# Supplied records:
--*--
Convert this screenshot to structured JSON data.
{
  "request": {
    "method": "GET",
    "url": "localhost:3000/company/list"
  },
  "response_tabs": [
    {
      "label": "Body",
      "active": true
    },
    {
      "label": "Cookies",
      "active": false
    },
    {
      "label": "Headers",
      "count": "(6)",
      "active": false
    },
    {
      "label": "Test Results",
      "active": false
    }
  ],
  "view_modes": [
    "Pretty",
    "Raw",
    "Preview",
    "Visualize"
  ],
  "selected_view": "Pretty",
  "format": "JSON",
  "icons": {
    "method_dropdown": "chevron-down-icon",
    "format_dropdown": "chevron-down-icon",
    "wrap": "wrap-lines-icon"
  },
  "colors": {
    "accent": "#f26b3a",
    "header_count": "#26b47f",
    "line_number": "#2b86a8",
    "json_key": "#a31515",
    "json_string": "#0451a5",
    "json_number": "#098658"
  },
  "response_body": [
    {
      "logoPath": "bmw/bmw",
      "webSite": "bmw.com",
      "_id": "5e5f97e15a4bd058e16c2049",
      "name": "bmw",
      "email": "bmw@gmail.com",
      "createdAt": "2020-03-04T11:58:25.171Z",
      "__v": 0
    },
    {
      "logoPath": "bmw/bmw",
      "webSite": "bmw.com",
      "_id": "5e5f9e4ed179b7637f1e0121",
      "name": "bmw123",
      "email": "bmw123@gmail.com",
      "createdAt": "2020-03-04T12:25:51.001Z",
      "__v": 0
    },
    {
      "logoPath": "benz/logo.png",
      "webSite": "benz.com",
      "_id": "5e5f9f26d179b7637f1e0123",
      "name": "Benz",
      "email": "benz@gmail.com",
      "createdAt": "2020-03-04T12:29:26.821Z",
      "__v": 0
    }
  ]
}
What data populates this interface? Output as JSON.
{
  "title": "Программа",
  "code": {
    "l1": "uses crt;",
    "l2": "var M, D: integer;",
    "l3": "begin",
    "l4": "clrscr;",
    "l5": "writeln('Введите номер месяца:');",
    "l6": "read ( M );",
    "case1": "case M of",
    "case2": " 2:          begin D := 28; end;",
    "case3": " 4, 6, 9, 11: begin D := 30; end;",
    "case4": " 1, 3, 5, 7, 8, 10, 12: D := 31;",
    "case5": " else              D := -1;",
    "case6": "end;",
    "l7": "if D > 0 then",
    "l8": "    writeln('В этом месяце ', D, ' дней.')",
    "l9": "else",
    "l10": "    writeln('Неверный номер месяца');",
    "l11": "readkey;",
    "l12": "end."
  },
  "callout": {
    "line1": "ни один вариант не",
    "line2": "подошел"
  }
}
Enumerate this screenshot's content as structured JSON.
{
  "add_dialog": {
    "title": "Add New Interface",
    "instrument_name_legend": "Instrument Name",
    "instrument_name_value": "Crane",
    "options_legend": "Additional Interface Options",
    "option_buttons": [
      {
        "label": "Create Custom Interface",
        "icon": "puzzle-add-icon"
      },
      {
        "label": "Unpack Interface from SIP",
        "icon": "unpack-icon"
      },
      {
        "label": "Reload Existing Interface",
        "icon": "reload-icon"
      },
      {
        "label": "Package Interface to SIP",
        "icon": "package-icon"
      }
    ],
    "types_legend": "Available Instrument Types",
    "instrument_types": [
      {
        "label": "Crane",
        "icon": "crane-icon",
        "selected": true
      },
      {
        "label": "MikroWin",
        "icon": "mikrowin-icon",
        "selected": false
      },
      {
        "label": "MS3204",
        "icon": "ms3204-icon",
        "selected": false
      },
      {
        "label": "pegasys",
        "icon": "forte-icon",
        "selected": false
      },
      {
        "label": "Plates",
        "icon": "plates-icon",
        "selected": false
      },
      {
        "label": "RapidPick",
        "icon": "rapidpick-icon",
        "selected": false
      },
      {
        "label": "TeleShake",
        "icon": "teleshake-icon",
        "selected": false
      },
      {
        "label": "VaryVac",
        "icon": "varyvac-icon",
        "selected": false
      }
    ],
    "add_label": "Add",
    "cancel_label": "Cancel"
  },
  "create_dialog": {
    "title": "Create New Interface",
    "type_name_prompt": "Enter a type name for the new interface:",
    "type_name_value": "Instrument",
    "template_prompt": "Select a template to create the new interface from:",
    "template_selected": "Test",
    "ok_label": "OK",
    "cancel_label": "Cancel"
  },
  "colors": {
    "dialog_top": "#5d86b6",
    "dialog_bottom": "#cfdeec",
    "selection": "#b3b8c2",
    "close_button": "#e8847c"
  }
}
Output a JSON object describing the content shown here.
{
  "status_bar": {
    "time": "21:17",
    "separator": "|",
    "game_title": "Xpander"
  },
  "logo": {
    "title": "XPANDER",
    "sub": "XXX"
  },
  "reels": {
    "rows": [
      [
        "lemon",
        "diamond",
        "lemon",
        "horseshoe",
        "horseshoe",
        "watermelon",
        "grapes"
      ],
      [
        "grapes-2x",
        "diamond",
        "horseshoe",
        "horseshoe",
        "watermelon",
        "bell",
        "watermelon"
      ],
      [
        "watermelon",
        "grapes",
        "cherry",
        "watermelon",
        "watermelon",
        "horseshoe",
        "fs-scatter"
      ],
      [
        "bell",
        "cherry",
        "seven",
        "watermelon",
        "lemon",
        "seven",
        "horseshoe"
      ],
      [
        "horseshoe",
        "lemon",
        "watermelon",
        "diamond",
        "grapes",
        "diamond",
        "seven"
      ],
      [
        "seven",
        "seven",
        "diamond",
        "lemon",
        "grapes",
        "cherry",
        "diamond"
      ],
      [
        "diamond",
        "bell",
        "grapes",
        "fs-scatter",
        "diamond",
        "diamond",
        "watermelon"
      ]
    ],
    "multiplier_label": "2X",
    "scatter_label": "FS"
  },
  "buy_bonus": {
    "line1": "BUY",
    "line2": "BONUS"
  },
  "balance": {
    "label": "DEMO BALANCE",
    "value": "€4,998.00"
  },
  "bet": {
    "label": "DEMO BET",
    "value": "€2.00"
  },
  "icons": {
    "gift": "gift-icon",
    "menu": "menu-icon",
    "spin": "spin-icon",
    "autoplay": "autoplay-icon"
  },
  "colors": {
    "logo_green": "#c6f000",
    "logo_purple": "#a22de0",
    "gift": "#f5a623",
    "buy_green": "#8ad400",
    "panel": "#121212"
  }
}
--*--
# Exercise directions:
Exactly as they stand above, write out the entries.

# Answer to this problem:
Convert this screenshot to structured JSON data.
{
  "request": {
    "method": "GET",
    "url": "localhost:3000/company/list"
  },
  "response_tabs": [
    {
      "label": "Body",
      "active": true
    },
    {
      "label": "Cookies",
      "active": false
    },
    {
      "label": "Headers",
      "count": "(6)",
      "active": false
    },
    {
      "label": "Test Results",
      "active": false
    }
  ],
  "view_modes": [
    "Pretty",
    "Raw",
    "Preview",
    "Visualize"
  ],
  "selected_view": "Pretty",
  "format": "JSON",
  "icons": {
    "method_dropdown": "chevron-down-icon",
    "format_dropdown": "chevron-down-icon",
    "wrap": "wrap-lines-icon"
  },
  "colors": {
    "accent": "#f26b3a",
    "header_count": "#26b47f",
    "line_number": "#2b86a8",
    "json_key": "#a31515",
    "json_string": "#0451a5",
    "json_number": "#098658"
  },
  "response_body": [
    {
      "logoPath": "bmw/bmw",
      "webSite": "bmw.com",
      "_id": "5e5f97e15a4bd058e16c2049",
      "name": "bmw",
      "email": "bmw@gmail.com",
      "createdAt": "2020-03-04T11:58:25.171Z",
      "__v": 0
    },
    {
      "logoPath": "bmw/bmw",
      "webSite": "bmw.com",
      "_id": "5e5f9e4ed179b7637f1e0121",
      "name": "bmw123",
      "email": "bmw123@gmail.com",
      "createdAt": "2020-03-04T12:25:51.001Z",
      "__v": 0
    },
    {
      "logoPath": "benz/logo.png",
      "webSite": "benz.com",
      "_id": "5e5f9f26d179b7637f1e0123",
      "name": "Benz",
      "email": "benz@gmail.com",
      "createdAt": "2020-03-04T12:29:26.821Z",
      "__v": 0
    }
  ]
}
What data populates this interface? Output as JSON.
{
  "title": "Программа",
  "code": {
    "l1": "uses crt;",
    "l2": "var M, D: integer;",
    "l3": "begin",
    "l4": "clrscr;",
    "l5": "writeln('Введите номер месяца:');",
    "l6": "read ( M );",
    "case1": "case M of",
    "case2": " 2:          begin D := 28; end;",
    "case3": " 4, 6, 9, 11: begin D := 30; end;",
    "case4": " 1, 3, 5, 7, 8, 10, 12: D := 31;",
    "case5": " else              D := -1;",
    "case6": "end;",
    "l7": "if D > 0 then",
    "l8": "    writeln('В этом месяце ', D, ' дней.')",
    "l9": "else",
    "l10": "    writeln('Неверный номер месяца');",
    "l11": "readkey;",
    "l12": "end."
  },
  "callout": {
    "line1": "ни один вариант не",
    "line2": "подошел"
  }
}
Enumerate this screenshot's content as structured JSON.
{
  "add_dialog": {
    "title": "Add New Interface",
    "instrument_name_legend": "Instrument Name",
    "instrument_name_value": "Crane",
    "options_legend": "Additional Interface Options",
    "option_buttons": [
      {
        "label": "Create Custom Interface",
        "icon": "puzzle-add-icon"
      },
      {
        "label": "Unpack Interface from SIP",
        "icon": "unpack-icon"
      },
      {
        "label": "Reload Existing Interface",
        "icon": "reload-icon"
      },
      {
        "label": "Package Interface to SIP",
        "icon": "package-icon"
      }
    ],
    "types_legend": "Available Instrument Types",
    "instrument_types": [
      {
        "label": "Crane",
        "icon": "crane-icon",
        "selected": true
      },
      {
        "label": "MikroWin",
        "icon": "mikrowin-icon",
        "selected": false
      },
      {
        "label": "MS3204",
        "icon": "ms3204-icon",
        "selected": false
      },
      {
        "label": "pegasys",
        "icon": "forte-icon",
        "selected": false
      },
      {
        "label": "Plates",
        "icon": "plates-icon",
        "selected": false
      },
      {
        "label": "RapidPick",
        "icon": "rapidpick-icon",
        "selected": false
      },
      {
        "label": "TeleShake",
        "icon": "teleshake-icon",
        "selected": false
      },
      {
        "label": "VaryVac",
        "icon": "varyvac-icon",
        "selected": false
      }
    ],
    "add_label": "Add",
    "cancel_label": "Cancel"
  },
  "create_dialog": {
    "title": "Create New Interface",
    "type_name_prompt": "Enter a type name for the new interface:",
    "type_name_value": "Instrument",
    "template_prompt": "Select a template to create the new interface from:",
    "template_selected": "Test",
    "ok_label": "OK",
    "cancel_label": "Cancel"
  },
  "colors": {
    "dialog_top": "#5d86b6",
    "dialog_bottom": "#cfdeec",
    "selection": "#b3b8c2",
    "close_button": "#e8847c"
  }
}
Output a JSON object describing the content shown here.
{
  "status_bar": {
    "time": "21:17",
    "separator": "|",
    "game_title": "Xpander"
  },
  "logo": {
    "title": "XPANDER",
    "sub": "XXX"
  },
  "reels": {
    "rows": [
      [
        "lemon",
        "diamond",
        "lemon",
        "horseshoe",
        "horseshoe",
        "watermelon",
        "grapes"
      ],
      [
        "grapes-2x",
        "diamond",
        "horseshoe",
        "horseshoe",
        "watermelon",
        "bell",
        "watermelon"
      ],
      [
        "watermelon",
        "grapes",
        "cherry",
        "watermelon",
        "watermelon",
        "horseshoe",
        "fs-scatter"
      ],
      [
        "bell",
        "cherry",
        "seven",
        "watermelon",
        "lemon",
        "seven",
        "horseshoe"
      ],
      [
        "horseshoe",
        "lemon",
        "watermelon",
        "diamond",
        "grapes",
        "diamond",
        "seven"
      ],
      [
        "seven",
        "seven",
        "diamond",
        "lemon",
        "grapes",
        "cherry",
        "diamond"
      ],
      [
        "diamond",
        "bell",
        "grapes",
        "fs-scatter",
        "diamond",
        "diamond",
        "watermelon"
      ]
    ],
    "multiplier_label": "2X",
    "scatter_label": "FS"
  },
  "buy_bonus": {
    "line1": "BUY",
    "line2": "BONUS"
  },
  "balance": {
    "label": "DEMO BALANCE",
    "value": "€4,998.00"
  },
  "bet": {
    "label": "DEMO BET",
    "value": "€2.00"
  },
  "icons": {
    "gift": "gift-icon",
    "menu": "menu-icon",
    "spin": "spin-icon",
    "autoplay": "autoplay-icon"
  },
  "colors": {
    "logo_green": "#c6f000",
    "logo_purple": "#a22de0",
    "gift": "#f5a623",
    "buy_green": "#8ad400",
    "panel": "#121212"
  }
}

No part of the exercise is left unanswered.